As we enter the third year of the Biden-Harris administration, we have a president who understands women entrepreneurs’ vital role in our economy.
The U.S. Small Business Administration (SBA) supports the president’s business advocacy by nurturing the entrepreneurial spirit and ensuring the small businesses have a voice in Washington, DC.
During Women’s History Month and International Women’s Day, we salute women entrepreneurs who take a risk in pursuit of their passions and who see setbacks as steps towards something bigger and better. As an entrepreneur and three-term mayor, I understand the importance of small businesses for our economy. I also understand how important women are to the workforce.
That was evident during the pandemic when millions were forced to leave their jobs to care for their families when childcare centers closed. As the economy rebounded, women created nearly 50 percent of all new business startups.
Women are a critical economic force across America. Recent SBA data shows that women comprise over 47 percent of workers and own 43 percent of businesses. More than 12 million women-owned businesses generate a record $1.5 trillion in revenue nationwide, with $387 billion coming from minority women-owned businesses.
The number of firms owned by women is increasing at a rate 1.5 times the national average and many of those businesses are started by people of color and veterans. In Kentucky, 40.6 percent of businesses, almost 148,000 in total, are owned by women. These businesses are creating jobs and fueling our economy.
Women-owned businesses account for 47.9 percent of the jobs in the Commonwealth, according to the 2022 Kentucky Small Business Profile from the SBA Office of Advocacy.
Since taking office, President Biden has charged the federal government with advancing equity for all, including communities that have long been underserved, and addressing systemic inequities in our nation’s policies and programs.
In 2022, the agency approved nearly 19,000 loans worth $10 billion to women entrepreneurs nationwide.

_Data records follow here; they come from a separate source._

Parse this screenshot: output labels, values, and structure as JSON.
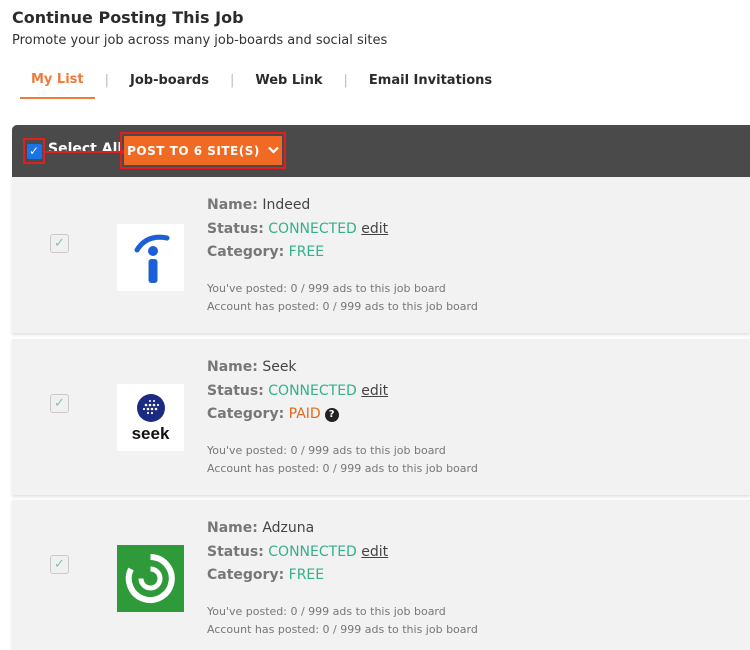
{
  "header": {
    "title": "Continue Posting This Job",
    "subtitle": "Promote your job across many job-boards and social sites"
  },
  "tabs": [
    {
      "label": "My List",
      "active": true
    },
    {
      "label": "Job-boards",
      "active": false
    },
    {
      "label": "Web Link",
      "active": false
    },
    {
      "label": "Email Invitations",
      "active": false
    }
  ],
  "toolbar": {
    "select_all_label": "Select All",
    "select_all_checked": true,
    "post_button_label": "POST TO 6 SITE(S)"
  },
  "labels": {
    "name": "Name:",
    "status": "Status:",
    "category": "Category:",
    "edit": "edit"
  },
  "boards": [
    {
      "name": "Indeed",
      "status": "CONNECTED",
      "category": "FREE",
      "checked": true,
      "logo_icon": "indeed-logo-icon",
      "you_posted": "You've posted: 0 / 999 ads to this job board",
      "account_posted": "Account has posted: 0 / 999 ads to this job board"
    },
    {
      "name": "Seek",
      "status": "CONNECTED",
      "category": "PAID",
      "checked": true,
      "logo_icon": "seek-logo-icon",
      "logo_text": "seek",
      "you_posted": "You've posted: 0 / 999 ads to this job board",
      "account_posted": "Account has posted: 0 / 999 ads to this job board"
    },
    {
      "name": "Adzuna",
      "status": "CONNECTED",
      "category": "FREE",
      "checked": true,
      "logo_icon": "adzuna-logo-icon",
      "you_posted": "You've posted: 0 / 999 ads to this job board",
      "account_posted": "Account has posted: 0 / 999 ads to this job board"
    }
  ],
  "colors": {
    "accent": "#f06a24",
    "connected": "#33b08c",
    "paid": "#e06a1e",
    "toolbar_bg": "#4a4a4a",
    "highlight": "#e02020"
  }
}
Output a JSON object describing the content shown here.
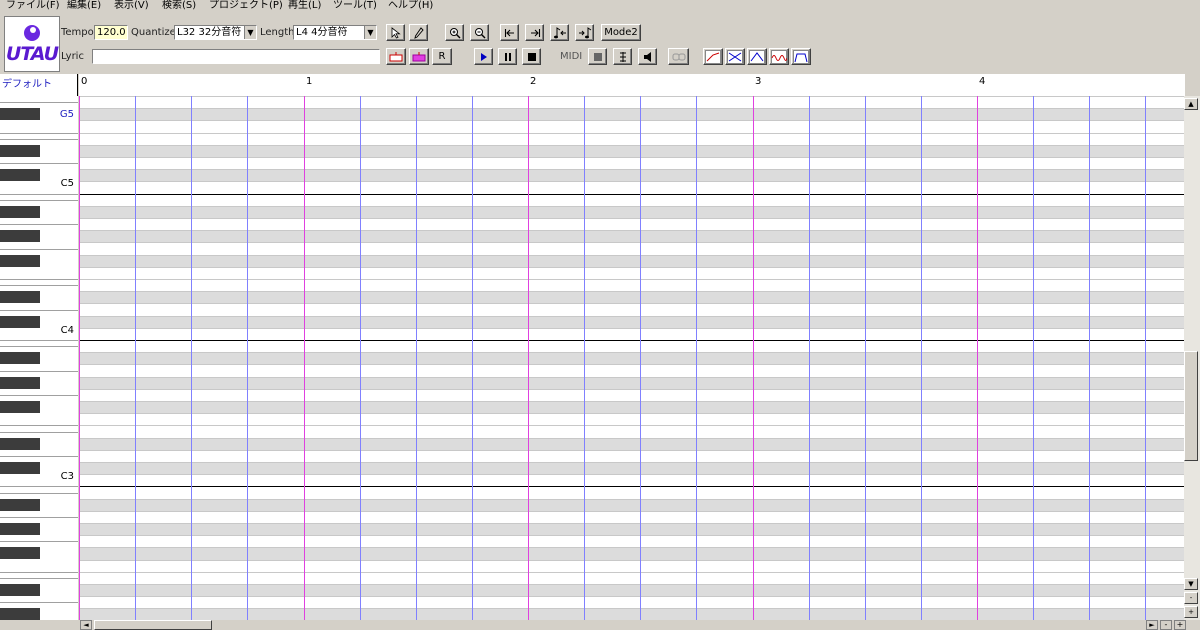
{
  "menu": [
    "ファイル(F)",
    "編集(E)",
    "表示(V)",
    "検索(S)",
    "プロジェクト(P)",
    "再生(L)",
    "ツール(T)",
    "ヘルプ(H)"
  ],
  "logo_text": "UTAU",
  "toolbar": {
    "tempo_label": "Tempo",
    "tempo_value": "120.0",
    "quantize_label": "Quantize",
    "quantize_value": "L32 32分音符",
    "length_label": "Length",
    "length_value": "L4  4分音符",
    "lyric_label": "Lyric",
    "lyric_value": "",
    "mode_button": "Mode2",
    "midi_label": "MIDI",
    "r_button": "R"
  },
  "track_label": "デフォルト",
  "ruler": {
    "bars": [
      "0",
      "1",
      "2",
      "3",
      "4"
    ]
  },
  "octave_labels": [
    "G5",
    "C5",
    "C4",
    "C3"
  ],
  "colors": {
    "bar_line": "#e040e0",
    "beat_line": "#8080ff",
    "black_row": "#dcdcdc",
    "white_row": "#ffffff"
  },
  "icons": {
    "arrow_tool": "pointer-icon",
    "pencil_tool": "pencil-icon",
    "zoom_in": "zoom-in-icon",
    "zoom_out": "zoom-out-icon",
    "play": "play-icon",
    "pause": "pause-icon",
    "stop": "stop-icon",
    "speaker": "speaker-icon"
  }
}
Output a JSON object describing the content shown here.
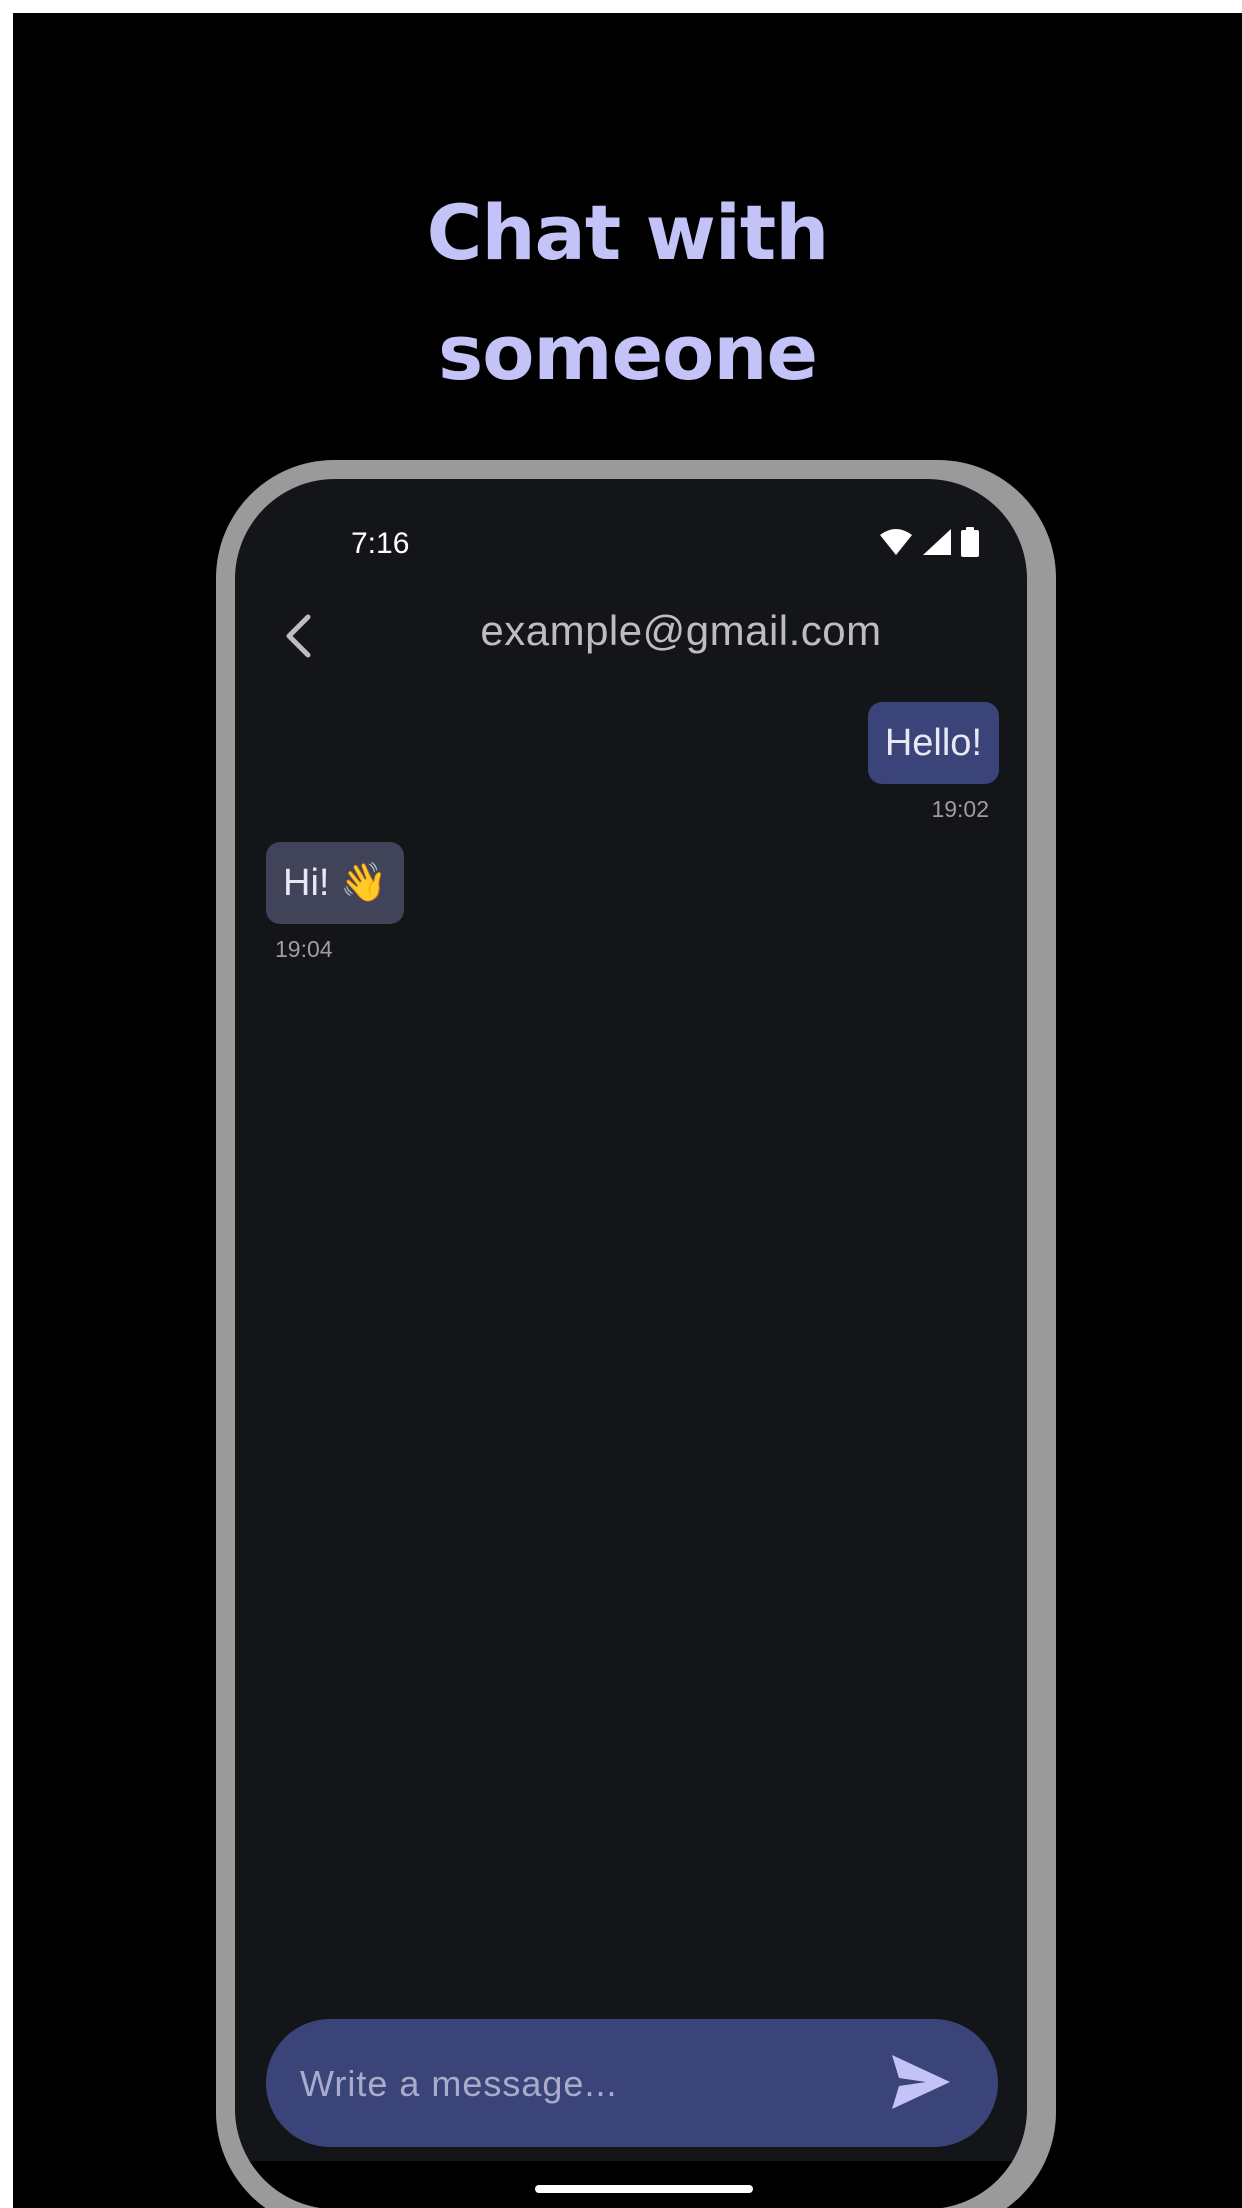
{
  "promo": {
    "headline_line1": "Chat with",
    "headline_line2": "someone"
  },
  "status_bar": {
    "time": "7:16",
    "icons": [
      "wifi-icon",
      "signal-icon",
      "battery-icon"
    ]
  },
  "header": {
    "back_icon": "chevron-left-icon",
    "title": "example@gmail.com"
  },
  "messages": [
    {
      "direction": "sent",
      "text": "Hello!",
      "time": "19:02"
    },
    {
      "direction": "received",
      "text": "Hi!",
      "emoji": "👋",
      "time": "19:04"
    }
  ],
  "composer": {
    "placeholder": "Write a message...",
    "send_icon": "send-icon"
  },
  "colors": {
    "background": "#000000",
    "headline": "#c3c3f7",
    "phone_frame": "#9a9a9a",
    "screen": "#141519",
    "sent_bubble": "#3b4479",
    "received_bubble": "#414358",
    "composer": "#3b4479",
    "send_icon": "#c3c3f7"
  }
}
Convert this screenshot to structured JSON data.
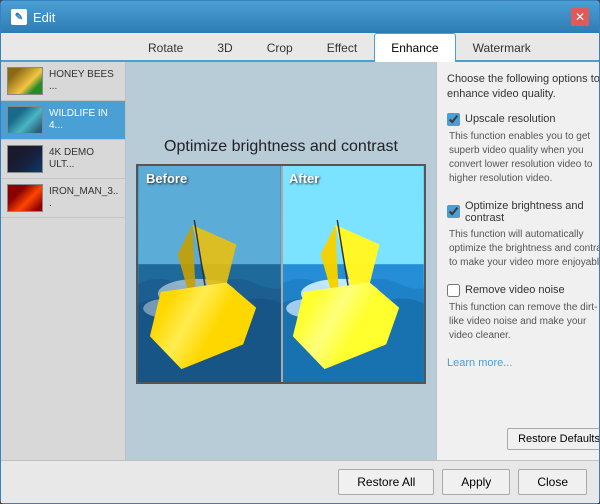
{
  "window": {
    "title": "Edit",
    "icon": "E"
  },
  "tabs": [
    {
      "label": "Rotate",
      "active": false
    },
    {
      "label": "3D",
      "active": false
    },
    {
      "label": "Crop",
      "active": false
    },
    {
      "label": "Effect",
      "active": false
    },
    {
      "label": "Enhance",
      "active": true
    },
    {
      "label": "Watermark",
      "active": false
    }
  ],
  "sidebar": {
    "items": [
      {
        "label": "HONEY BEES ...",
        "thumb": "bees",
        "active": false
      },
      {
        "label": "WILDLIFE IN 4...",
        "thumb": "wildlife",
        "active": true
      },
      {
        "label": "4K DEMO ULT...",
        "thumb": "4k",
        "active": false
      },
      {
        "label": "IRON_MAN_3...",
        "thumb": "ironman",
        "active": false
      }
    ]
  },
  "preview": {
    "title": "Optimize brightness and contrast",
    "before_label": "Before",
    "after_label": "After"
  },
  "right_panel": {
    "description": "Choose the following options to enhance video quality.",
    "options": [
      {
        "id": "upscale",
        "label": "Upscale resolution",
        "checked": true,
        "description": "This function enables you to get superb video quality when you convert lower resolution video to higher resolution video."
      },
      {
        "id": "brightness",
        "label": "Optimize brightness and contrast",
        "checked": true,
        "description": "This function will automatically optimize the brightness and contrast to make your video more enjoyable."
      },
      {
        "id": "noise",
        "label": "Remove video noise",
        "checked": false,
        "description": "This function can remove the dirt-like video noise and make your video cleaner."
      }
    ],
    "learn_more": "Learn more...",
    "restore_defaults_btn": "Restore Defaults"
  },
  "bottom_bar": {
    "restore_all_btn": "Restore All",
    "apply_btn": "Apply",
    "close_btn": "Close"
  }
}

SBA Administrator Isabella Casillas Guzman has made loans one of her priorities to address gaps in access to capital for the smallest, underserved businesses, especially businesses owned by women, minorities, veterans, and rural communities.
Nationwide, more than one in four U.S. companies is owned or led by a woman, employing over eight million Americans. The SBA has built an extensive resource partner support network that provides women entrepreneurs with a wide range of services. The SBA’s Office of Women’s Business Ownership supports female entrepreneurs through advocacy, outreach, education, and support. Our network of Women’s Business Centers (WBC) provides training, coaching, and mentoring to entrepreneurs in local communities across the country.
Over the years, WBCs have supported more than 150,000 women entrepreneurs, generating $1.7 billion in revenue and creating 17,000 new jobs. The Women’s Business Center of Kentucky has locations in Lexington and Louisville to serve our women business owners, offering business builder workshops, roundtable events and conferences focused on the unique needs and challenges women business owners face.
The SBA’s Office of Government Contracting and Business Development tracks the government’s goal of assuring that five percent of all federal contracting dollars are awarded to women-owned small businesses. The Women-Owned Small Business Federal Contract Program (WOSB) is fully operational and helps provide a level playing field for women business owners. The federal government limits competition for certain contracts to businesses participating in the WOSB Program.
During Women’s History Month, it is important to recognize women’s increasing role in our local and national economies.
Click here for more Op-Eds.